WORK INSTRUCTION:
The response must consist of the complete listing below, reproduced without alteration.

MATERIALS PROVIDED:
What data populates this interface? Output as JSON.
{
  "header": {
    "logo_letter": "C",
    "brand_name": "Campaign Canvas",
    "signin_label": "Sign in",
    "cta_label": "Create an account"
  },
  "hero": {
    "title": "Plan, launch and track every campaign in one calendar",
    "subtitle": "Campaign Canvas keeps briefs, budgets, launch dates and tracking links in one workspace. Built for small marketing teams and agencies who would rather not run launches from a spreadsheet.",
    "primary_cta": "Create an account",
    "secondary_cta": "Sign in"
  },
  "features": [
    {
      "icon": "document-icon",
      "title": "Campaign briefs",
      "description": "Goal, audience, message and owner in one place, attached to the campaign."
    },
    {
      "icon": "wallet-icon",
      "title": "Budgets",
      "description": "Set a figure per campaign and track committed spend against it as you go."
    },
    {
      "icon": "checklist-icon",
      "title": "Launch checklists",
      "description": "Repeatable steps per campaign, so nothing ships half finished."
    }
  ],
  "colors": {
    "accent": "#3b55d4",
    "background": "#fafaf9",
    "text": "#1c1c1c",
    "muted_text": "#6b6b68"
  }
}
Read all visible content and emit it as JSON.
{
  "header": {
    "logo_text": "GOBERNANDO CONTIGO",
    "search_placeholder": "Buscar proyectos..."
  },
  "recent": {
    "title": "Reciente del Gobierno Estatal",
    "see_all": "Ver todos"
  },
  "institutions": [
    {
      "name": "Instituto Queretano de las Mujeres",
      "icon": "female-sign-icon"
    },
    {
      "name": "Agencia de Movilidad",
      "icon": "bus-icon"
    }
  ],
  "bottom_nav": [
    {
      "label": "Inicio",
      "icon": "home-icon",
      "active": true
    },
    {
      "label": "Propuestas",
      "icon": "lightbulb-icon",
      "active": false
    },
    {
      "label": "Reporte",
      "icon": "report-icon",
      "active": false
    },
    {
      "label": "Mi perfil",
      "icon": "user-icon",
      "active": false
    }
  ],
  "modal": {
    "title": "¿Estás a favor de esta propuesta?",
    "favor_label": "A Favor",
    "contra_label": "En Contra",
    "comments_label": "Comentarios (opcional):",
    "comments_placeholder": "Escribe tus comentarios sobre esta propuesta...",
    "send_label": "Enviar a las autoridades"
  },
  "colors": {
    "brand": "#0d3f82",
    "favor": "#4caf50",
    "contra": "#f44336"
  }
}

OUTPUT BELOW:
What data populates this interface? Output as JSON.
{
  "header": {
    "logo_letter": "C",
    "brand_name": "Campaign Canvas",
    "signin_label": "Sign in",
    "cta_label": "Create an account"
  },
  "hero": {
    "title": "Plan, launch and track every campaign in one calendar",
    "subtitle": "Campaign Canvas keeps briefs, budgets, launch dates and tracking links in one workspace. Built for small marketing teams and agencies who would rather not run launches from a spreadsheet.",
    "primary_cta": "Create an account",
    "secondary_cta": "Sign in"
  },
  "features": [
    {
      "icon": "document-icon",
      "title": "Campaign briefs",
      "description": "Goal, audience, message and owner in one place, attached to the campaign."
    },
    {
      "icon": "wallet-icon",
      "title": "Budgets",
      "description": "Set a figure per campaign and track committed spend against it as you go."
    },
    {
      "icon": "checklist-icon",
      "title": "Launch checklists",
      "description": "Repeatable steps per campaign, so nothing ships half finished."
    }
  ],
  "colors": {
    "accent": "#3b55d4",
    "background": "#fafaf9",
    "text": "#1c1c1c",
    "muted_text": "#6b6b68"
  }
}
Read all visible content and emit it as JSON.
{
  "header": {
    "logo_text": "GOBERNANDO CONTIGO",
    "search_placeholder": "Buscar proyectos..."
  },
  "recent": {
    "title": "Reciente del Gobierno Estatal",
    "see_all": "Ver todos"
  },
  "institutions": [
    {
      "name": "Instituto Queretano de las Mujeres",
      "icon": "female-sign-icon"
    },
    {
      "name": "Agencia de Movilidad",
      "icon": "bus-icon"
    }
  ],
  "bottom_nav": [
    {
      "label": "Inicio",
      "icon": "home-icon",
      "active": true
    },
    {
      "label": "Propuestas",
      "icon": "lightbulb-icon",
      "active": false
    },
    {
      "label": "Reporte",
      "icon": "report-icon",
      "active": false
    },
    {
      "label": "Mi perfil",
      "icon": "user-icon",
      "active": false
    }
  ],
  "modal": {
    "title": "¿Estás a favor de esta propuesta?",
    "favor_label": "A Favor",
    "contra_label": "En Contra",
    "comments_label": "Comentarios (opcional):",
    "comments_placeholder": "Escribe tus comentarios sobre esta propuesta...",
    "send_label": "Enviar a las autoridades"
  },
  "colors": {
    "brand": "#0d3f82",
    "favor": "#4caf50",
    "contra": "#f44336"
  }
}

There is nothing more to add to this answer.